[Opening Available data section]
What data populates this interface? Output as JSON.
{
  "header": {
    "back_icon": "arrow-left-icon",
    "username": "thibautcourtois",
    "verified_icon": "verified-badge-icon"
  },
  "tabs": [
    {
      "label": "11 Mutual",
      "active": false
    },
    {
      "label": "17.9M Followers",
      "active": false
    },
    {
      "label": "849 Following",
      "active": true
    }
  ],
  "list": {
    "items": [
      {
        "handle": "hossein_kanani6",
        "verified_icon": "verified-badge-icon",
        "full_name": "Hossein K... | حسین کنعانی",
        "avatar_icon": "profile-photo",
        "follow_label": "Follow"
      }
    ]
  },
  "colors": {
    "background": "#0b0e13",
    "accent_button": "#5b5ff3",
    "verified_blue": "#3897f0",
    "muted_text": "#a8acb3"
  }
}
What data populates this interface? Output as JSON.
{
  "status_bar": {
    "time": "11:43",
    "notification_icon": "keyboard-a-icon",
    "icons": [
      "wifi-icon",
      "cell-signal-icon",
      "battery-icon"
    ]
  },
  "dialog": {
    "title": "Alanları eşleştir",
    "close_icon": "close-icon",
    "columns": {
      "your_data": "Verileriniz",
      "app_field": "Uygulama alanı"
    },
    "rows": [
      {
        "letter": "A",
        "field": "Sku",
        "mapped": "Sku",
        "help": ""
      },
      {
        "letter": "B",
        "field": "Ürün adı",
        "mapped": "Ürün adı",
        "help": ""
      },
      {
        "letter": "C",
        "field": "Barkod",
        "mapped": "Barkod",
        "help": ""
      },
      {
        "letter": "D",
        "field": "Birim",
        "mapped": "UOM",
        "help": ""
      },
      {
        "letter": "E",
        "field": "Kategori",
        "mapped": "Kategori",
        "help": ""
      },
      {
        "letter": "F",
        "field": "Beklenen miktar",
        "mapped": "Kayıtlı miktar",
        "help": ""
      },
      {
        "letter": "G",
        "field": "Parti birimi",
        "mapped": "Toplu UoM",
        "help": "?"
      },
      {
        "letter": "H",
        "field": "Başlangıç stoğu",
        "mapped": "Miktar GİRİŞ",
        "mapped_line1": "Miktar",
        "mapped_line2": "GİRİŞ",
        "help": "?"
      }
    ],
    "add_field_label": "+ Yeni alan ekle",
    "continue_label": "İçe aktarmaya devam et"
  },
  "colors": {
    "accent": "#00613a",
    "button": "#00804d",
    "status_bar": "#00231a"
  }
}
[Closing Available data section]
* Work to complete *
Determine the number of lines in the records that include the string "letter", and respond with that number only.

* Response *
8